Next-gen consoles and next-gen graphics engines are something that I have quite close to my heart. It's something I think needs to really evolve. I see the AAA gaming market as something that is stuck inside of a bubble.
The cause of that bubble? Consoles. I've covered this a fair bit in a few of my editorials, where I've talked about smartphones and tablets getting close to, and will eventually pass the power in current-gen consoles. Once this happens, consoles will have a hard time selling, unless we see next-gen consoles.
The previous generation of consoles teased "Full HD gaming", but delivered sub-HD gaming. Most AAA titles run at a resolution lower than 1280x720 and at frame rates less than 30fps. Of course, there are some games that run at either slightly higher resolutions, or slightly higher frame rates, but never both. We don't see games like Halo, Gears of War, Uncharted or Metal Gear Solid running at 1080p with 30fps.
Enter Unreal Engine 4.
Tim Sweeney, co-founder of Epic Games, talked at DICE 2012 where he estimated that a complete approximation of "perfect" visual quality requires computing about 2,000 times greater than today's hardware. Yes, 2,000 times. Sweeney said a "good enough" approximation of visual reality requires 5,000 trillion floating point operations per second, or teraFLOPS.
Last year, Epic used the "Samaritan" demonstration of Unreal Engine at last year's Game Developers Conference, which required just 2.5 teraFLOPS. Comparing this to something out now, such as the Xbox 360, is crazy. The Xbox 360 can only handle 0.25 teraFLOPS. This means that the "Samaritan" demo would require hardware over 10 times more powerful than what is found in the Xbox 360.
For Unreal Engine 4, it could be much more than that. Much, much more.
Rumor has it UE4 could be ready sometime in 2014, but Epic's Vice President, Mark Rein, told G4 that we should expect a reveal of UE4 sometime this year. He's quoted saying:
People are going to be shocked later this year when they see Unreal Engine 4 and how much more profound an effect it will have.
You know what still gets me? I run my games on two display setups: 1 x Samsung 27-inch 120Hz screen, so 1080p @ 120fps. Alternatively, I have 3 x Alienware 23-inch 120Hz screens, with a resolution of 3240x1920, again at 120fps. Next-gen consoles can't even get close to this. But... this means game development will fully support 30fps, or 720p @ 60fps (I'm guessing here).
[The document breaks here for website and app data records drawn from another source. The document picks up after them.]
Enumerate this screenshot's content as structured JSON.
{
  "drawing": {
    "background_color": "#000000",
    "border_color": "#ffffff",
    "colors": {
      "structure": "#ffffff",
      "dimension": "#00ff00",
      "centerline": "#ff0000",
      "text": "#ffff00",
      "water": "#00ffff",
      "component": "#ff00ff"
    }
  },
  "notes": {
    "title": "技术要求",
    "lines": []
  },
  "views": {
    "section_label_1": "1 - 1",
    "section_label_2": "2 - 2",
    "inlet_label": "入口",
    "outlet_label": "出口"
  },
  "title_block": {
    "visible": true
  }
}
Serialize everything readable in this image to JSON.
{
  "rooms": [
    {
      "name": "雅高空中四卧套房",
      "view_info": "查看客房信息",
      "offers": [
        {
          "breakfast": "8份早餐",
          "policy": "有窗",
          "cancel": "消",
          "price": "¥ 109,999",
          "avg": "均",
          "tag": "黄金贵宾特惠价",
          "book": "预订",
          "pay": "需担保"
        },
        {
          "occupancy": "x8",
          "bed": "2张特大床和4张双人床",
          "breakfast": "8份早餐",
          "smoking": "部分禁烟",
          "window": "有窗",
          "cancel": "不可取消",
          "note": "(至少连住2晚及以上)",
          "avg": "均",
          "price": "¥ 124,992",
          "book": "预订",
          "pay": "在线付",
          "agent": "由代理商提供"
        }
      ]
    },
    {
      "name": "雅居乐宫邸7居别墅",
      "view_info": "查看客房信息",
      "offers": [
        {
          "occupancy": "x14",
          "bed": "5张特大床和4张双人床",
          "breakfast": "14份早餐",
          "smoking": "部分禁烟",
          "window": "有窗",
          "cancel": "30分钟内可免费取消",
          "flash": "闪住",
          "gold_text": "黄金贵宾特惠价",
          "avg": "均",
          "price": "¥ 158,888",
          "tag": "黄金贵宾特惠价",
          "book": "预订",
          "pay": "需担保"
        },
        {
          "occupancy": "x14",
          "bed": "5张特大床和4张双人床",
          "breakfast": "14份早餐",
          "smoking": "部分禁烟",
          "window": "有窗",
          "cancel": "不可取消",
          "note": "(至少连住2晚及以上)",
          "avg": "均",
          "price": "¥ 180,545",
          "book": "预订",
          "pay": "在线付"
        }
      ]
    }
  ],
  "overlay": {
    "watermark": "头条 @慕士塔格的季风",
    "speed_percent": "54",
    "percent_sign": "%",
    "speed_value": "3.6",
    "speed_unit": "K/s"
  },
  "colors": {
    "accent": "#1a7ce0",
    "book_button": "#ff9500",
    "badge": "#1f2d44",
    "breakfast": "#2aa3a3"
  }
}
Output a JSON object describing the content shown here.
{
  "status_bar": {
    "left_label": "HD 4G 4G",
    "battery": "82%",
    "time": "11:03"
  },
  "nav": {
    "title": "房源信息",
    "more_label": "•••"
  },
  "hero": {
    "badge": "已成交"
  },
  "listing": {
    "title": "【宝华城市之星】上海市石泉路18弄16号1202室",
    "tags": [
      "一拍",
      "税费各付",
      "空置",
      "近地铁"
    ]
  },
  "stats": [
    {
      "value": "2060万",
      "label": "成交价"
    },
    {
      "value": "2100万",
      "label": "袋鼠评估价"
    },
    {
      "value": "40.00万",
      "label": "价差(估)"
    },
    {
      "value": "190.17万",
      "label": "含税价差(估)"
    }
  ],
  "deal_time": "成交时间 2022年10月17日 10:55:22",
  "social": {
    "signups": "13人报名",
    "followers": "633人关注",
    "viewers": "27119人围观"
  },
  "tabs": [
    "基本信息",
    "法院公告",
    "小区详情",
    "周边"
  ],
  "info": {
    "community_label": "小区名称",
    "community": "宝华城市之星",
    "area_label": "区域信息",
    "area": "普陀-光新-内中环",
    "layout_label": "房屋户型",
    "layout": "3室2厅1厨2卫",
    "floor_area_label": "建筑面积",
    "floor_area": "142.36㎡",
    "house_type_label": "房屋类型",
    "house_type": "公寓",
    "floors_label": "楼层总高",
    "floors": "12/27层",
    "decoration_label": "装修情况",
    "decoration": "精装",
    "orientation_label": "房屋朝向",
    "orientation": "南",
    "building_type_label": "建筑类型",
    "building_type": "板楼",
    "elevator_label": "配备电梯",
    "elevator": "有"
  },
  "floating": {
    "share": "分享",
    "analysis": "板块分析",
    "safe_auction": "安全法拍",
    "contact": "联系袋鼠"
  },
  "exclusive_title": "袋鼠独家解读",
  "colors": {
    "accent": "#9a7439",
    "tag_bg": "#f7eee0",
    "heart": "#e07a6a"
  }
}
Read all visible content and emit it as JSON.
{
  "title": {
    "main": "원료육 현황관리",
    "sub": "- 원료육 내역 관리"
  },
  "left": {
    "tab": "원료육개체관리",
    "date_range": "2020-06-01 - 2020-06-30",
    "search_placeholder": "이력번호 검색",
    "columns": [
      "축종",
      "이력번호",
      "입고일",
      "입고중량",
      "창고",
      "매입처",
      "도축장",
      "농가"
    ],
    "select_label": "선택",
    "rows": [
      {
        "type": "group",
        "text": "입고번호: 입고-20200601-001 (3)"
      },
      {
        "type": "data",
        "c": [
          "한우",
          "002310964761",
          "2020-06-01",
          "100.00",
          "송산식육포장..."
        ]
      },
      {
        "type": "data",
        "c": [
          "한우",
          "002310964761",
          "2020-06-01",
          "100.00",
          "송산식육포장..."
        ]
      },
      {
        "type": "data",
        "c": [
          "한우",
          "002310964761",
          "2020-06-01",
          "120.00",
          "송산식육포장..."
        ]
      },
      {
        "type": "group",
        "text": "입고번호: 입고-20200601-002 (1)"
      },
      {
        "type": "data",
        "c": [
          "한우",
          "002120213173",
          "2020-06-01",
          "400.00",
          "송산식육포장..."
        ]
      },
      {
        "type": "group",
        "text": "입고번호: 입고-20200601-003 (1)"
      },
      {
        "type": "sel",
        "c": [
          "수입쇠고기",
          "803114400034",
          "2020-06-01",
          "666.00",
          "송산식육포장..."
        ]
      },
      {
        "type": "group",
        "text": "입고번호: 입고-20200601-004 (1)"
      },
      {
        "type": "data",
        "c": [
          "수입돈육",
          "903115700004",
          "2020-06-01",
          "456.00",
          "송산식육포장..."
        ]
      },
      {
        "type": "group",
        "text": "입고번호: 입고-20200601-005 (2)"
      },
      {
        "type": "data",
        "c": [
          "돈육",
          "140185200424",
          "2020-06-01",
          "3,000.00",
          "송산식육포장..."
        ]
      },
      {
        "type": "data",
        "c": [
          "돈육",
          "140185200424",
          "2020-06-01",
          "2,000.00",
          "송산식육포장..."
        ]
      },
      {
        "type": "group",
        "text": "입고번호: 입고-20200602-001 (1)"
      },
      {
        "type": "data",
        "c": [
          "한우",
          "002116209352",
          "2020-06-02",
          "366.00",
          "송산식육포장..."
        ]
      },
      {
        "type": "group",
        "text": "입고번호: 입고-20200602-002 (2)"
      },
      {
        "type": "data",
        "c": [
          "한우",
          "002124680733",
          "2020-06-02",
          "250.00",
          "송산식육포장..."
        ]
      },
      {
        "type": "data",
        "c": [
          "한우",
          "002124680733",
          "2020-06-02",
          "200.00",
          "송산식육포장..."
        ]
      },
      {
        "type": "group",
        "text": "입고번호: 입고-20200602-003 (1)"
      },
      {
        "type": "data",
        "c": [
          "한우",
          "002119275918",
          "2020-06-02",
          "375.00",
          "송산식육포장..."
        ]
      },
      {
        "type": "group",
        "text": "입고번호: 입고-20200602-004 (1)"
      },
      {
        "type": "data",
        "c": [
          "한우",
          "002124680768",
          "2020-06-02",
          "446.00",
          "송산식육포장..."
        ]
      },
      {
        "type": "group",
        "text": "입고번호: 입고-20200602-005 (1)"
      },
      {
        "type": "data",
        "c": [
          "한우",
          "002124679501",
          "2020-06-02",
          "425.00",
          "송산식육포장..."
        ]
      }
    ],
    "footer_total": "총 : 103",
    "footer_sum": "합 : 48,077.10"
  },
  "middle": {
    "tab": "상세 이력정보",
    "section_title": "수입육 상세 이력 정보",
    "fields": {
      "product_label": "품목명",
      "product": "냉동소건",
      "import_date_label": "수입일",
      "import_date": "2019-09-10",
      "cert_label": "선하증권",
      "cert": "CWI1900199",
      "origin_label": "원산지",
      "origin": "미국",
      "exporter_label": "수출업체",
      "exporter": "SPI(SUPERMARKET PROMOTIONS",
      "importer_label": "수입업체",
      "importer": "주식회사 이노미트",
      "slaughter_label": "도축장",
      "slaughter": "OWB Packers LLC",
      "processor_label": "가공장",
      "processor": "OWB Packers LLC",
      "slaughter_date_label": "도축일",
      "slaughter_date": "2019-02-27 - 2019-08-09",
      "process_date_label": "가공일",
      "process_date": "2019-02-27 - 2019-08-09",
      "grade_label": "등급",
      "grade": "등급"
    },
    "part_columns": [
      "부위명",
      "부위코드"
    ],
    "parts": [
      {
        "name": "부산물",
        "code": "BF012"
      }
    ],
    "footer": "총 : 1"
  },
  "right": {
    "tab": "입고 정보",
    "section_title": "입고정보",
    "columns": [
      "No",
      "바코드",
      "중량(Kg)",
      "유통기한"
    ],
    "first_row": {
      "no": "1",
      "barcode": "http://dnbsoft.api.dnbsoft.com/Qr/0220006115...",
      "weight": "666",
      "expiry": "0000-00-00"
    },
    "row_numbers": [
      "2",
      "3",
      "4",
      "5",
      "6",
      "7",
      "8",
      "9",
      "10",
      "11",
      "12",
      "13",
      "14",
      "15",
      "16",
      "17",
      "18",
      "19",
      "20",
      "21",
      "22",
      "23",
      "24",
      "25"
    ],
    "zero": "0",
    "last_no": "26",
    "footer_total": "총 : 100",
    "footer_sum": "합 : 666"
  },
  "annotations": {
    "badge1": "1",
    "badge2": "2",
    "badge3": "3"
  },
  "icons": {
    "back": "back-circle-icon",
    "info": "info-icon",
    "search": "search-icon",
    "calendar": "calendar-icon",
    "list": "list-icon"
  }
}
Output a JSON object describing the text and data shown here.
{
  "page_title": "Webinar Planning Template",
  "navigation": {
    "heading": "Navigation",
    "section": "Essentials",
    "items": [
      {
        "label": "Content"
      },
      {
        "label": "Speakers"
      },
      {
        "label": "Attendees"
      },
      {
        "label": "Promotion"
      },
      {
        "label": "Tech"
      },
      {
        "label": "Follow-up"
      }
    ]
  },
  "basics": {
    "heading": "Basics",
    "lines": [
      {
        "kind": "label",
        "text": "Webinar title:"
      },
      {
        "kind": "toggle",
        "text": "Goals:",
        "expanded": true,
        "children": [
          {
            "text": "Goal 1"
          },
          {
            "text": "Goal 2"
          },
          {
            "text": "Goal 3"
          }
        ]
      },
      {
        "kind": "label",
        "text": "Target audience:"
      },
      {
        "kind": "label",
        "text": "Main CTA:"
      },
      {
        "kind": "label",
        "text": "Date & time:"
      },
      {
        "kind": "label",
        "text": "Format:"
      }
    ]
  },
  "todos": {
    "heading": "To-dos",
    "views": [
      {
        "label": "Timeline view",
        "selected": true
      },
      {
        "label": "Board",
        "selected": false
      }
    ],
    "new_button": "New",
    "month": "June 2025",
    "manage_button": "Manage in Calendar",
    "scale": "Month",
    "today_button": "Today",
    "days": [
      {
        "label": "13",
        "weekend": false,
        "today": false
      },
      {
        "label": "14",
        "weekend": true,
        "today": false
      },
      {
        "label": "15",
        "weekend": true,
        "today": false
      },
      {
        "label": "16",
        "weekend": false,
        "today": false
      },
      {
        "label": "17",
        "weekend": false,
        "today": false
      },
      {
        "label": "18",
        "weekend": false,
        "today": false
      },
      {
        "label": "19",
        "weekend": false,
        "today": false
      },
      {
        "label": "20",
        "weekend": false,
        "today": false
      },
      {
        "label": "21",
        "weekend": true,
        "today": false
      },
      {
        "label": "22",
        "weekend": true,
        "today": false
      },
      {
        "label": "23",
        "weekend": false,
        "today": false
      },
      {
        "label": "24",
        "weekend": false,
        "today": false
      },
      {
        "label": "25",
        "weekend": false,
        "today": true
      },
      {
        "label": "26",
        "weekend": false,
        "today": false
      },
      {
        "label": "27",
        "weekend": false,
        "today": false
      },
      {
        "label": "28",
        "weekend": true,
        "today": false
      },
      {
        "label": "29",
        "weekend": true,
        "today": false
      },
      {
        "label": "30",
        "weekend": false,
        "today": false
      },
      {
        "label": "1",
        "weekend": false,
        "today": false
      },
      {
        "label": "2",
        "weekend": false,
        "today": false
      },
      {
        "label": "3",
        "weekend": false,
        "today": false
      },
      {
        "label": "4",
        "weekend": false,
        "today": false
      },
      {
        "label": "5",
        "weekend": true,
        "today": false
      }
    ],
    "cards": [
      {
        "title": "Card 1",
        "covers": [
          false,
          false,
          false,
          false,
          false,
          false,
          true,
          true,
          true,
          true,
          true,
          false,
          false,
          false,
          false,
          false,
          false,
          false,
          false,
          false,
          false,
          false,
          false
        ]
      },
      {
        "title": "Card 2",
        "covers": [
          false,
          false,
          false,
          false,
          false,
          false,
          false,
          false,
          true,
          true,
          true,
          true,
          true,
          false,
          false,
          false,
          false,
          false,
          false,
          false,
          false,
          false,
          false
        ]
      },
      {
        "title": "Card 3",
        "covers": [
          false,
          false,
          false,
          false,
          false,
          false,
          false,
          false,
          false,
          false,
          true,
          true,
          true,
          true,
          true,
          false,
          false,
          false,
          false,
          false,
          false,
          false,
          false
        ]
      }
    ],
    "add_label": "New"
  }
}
I will be very disappointed if next-gen consoles can't do 1080p @ 60fps.